ABSTRACT: Peripheral ulcerative keratitis (PUK) is an aggressive, potentially sight-threatening cause for peripheral corneal thinning. It is thought to be the result of immune complex deposition at the limbus, resulting in corneal inflammation and stromal melt. We present a case of a 43-year-old female patient of African origin, presenting with PUK and associated corneal perforation as the primary presentation of HIV infection. An urgent tectonic deep anterior lamellar keratoplasty was performed under general anaesthesia with excellent outcome. The patient was referred to the sexual health clinic and anti-retroviral treatment was initiated. This case is to the best of our knowledge the first report from the UK of PUK with corneal perforation as the primary presentation of HIV infection. As highlighted in this report, infection with HIV may initially be silent; therefore, it is vital to consider HIV infection when dealing with PUK of unknown aetiology.

25 Review Ocular infection caused by Hormographiella aspergillata: A case report and review of literature. 2019
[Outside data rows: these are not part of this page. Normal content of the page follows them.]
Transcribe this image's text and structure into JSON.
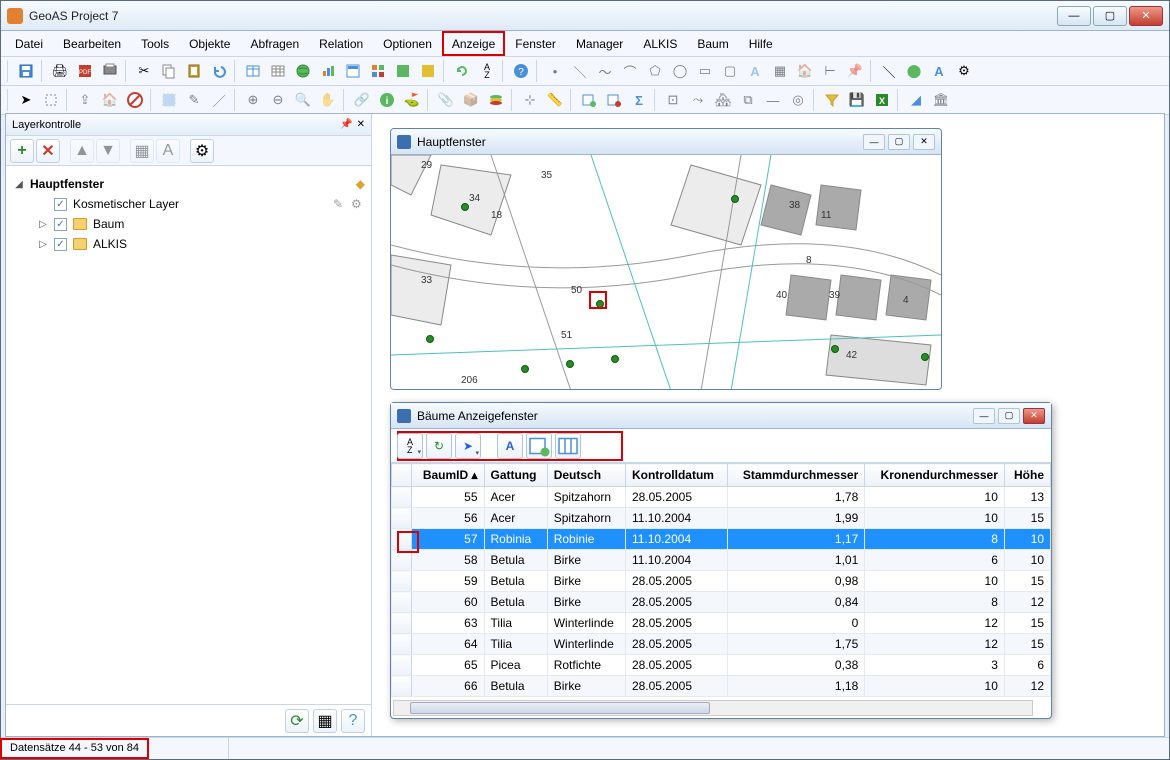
{
  "app": {
    "title": "GeoAS Project 7"
  },
  "menu": {
    "items": [
      "Datei",
      "Bearbeiten",
      "Tools",
      "Objekte",
      "Abfragen",
      "Relation",
      "Optionen",
      "Anzeige",
      "Fenster",
      "Manager",
      "ALKIS",
      "Baum",
      "Hilfe"
    ],
    "highlighted_index": 7
  },
  "layerpanel": {
    "title": "Layerkontrolle",
    "root": "Hauptfenster",
    "items": [
      {
        "label": "Kosmetischer Layer",
        "checked": true,
        "folder": false
      },
      {
        "label": "Baum",
        "checked": true,
        "folder": true,
        "expandable": true
      },
      {
        "label": "ALKIS",
        "checked": true,
        "folder": true,
        "expandable": true
      }
    ]
  },
  "mapwin": {
    "title": "Hauptfenster",
    "house_numbers": [
      "29",
      "35",
      "34",
      "18",
      "38",
      "11",
      "33",
      "8",
      "50",
      "40",
      "39",
      "4",
      "51",
      "42",
      "206"
    ]
  },
  "datawin": {
    "title": "Bäume Anzeigefenster",
    "columns": [
      "BaumID",
      "Gattung",
      "Deutsch",
      "Kontrolldatum",
      "Stammdurchmesser",
      "Kronendurchmesser",
      "Höhe"
    ],
    "selected_row": 2,
    "rows": [
      {
        "id": "55",
        "g": "Acer",
        "d": "Spitzahorn",
        "k": "28.05.2005",
        "s": "1,78",
        "kr": "10",
        "h": "13"
      },
      {
        "id": "56",
        "g": "Acer",
        "d": "Spitzahorn",
        "k": "11.10.2004",
        "s": "1,99",
        "kr": "10",
        "h": "15"
      },
      {
        "id": "57",
        "g": "Robinia",
        "d": "Robinie",
        "k": "11.10.2004",
        "s": "1,17",
        "kr": "8",
        "h": "10"
      },
      {
        "id": "58",
        "g": "Betula",
        "d": "Birke",
        "k": "11.10.2004",
        "s": "1,01",
        "kr": "6",
        "h": "10"
      },
      {
        "id": "59",
        "g": "Betula",
        "d": "Birke",
        "k": "28.05.2005",
        "s": "0,98",
        "kr": "10",
        "h": "15"
      },
      {
        "id": "60",
        "g": "Betula",
        "d": "Birke",
        "k": "28.05.2005",
        "s": "0,84",
        "kr": "8",
        "h": "12"
      },
      {
        "id": "63",
        "g": "Tilia",
        "d": "Winterlinde",
        "k": "28.05.2005",
        "s": "0",
        "kr": "12",
        "h": "15"
      },
      {
        "id": "64",
        "g": "Tilia",
        "d": "Winterlinde",
        "k": "28.05.2005",
        "s": "1,75",
        "kr": "12",
        "h": "15"
      },
      {
        "id": "65",
        "g": "Picea",
        "d": "Rotfichte",
        "k": "28.05.2005",
        "s": "0,38",
        "kr": "3",
        "h": "6"
      },
      {
        "id": "66",
        "g": "Betula",
        "d": "Birke",
        "k": "28.05.2005",
        "s": "1,18",
        "kr": "10",
        "h": "12"
      }
    ]
  },
  "statusbar": {
    "records": "Datensätze 44 - 53 von 84"
  }
}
Jain, N / Jinagal, J / Kaur, H / Ghosh, A / Gupta, S / Ram, J / Rudramurthy, S M. ·Department of Medical Microbiology, Post Graduate Institute of Medical Education and Research, Chandigarh, India. · Department of Ophthalmology, Post Graduate Institute of Medical Education and Research, Chandigarh, India. · Department of Medical Microbiology, Post Graduate Institute of Medical Education and Research, Chandigarh, India. Electronic address: drharsimranpgi@gmail.com. ·J Mycol Med · Pubmed #30630667.

ABSTRACT: Hormographiella aspergillata, a basidiomycete is a rare cause of human infection. We report a case of 70-year-old female with corneal ulcer and endophthalmitis caused by this agent. The patient had an intraocular implantation of lens following a cataract surgery. Corneal tissue obtained during therapeutic penetrating keratoplasty showed presence of septate hyphae on microscopy and culture grew H. aspergillata which was confirmed by sequencing of ITS region. Patient was started on systemic voriconazole and topical natamycin, however the eye could not be salvaged. To our knowledge, this is the first report of ocular infection caused Hormographiella aspergillata in an immunocompetent patient.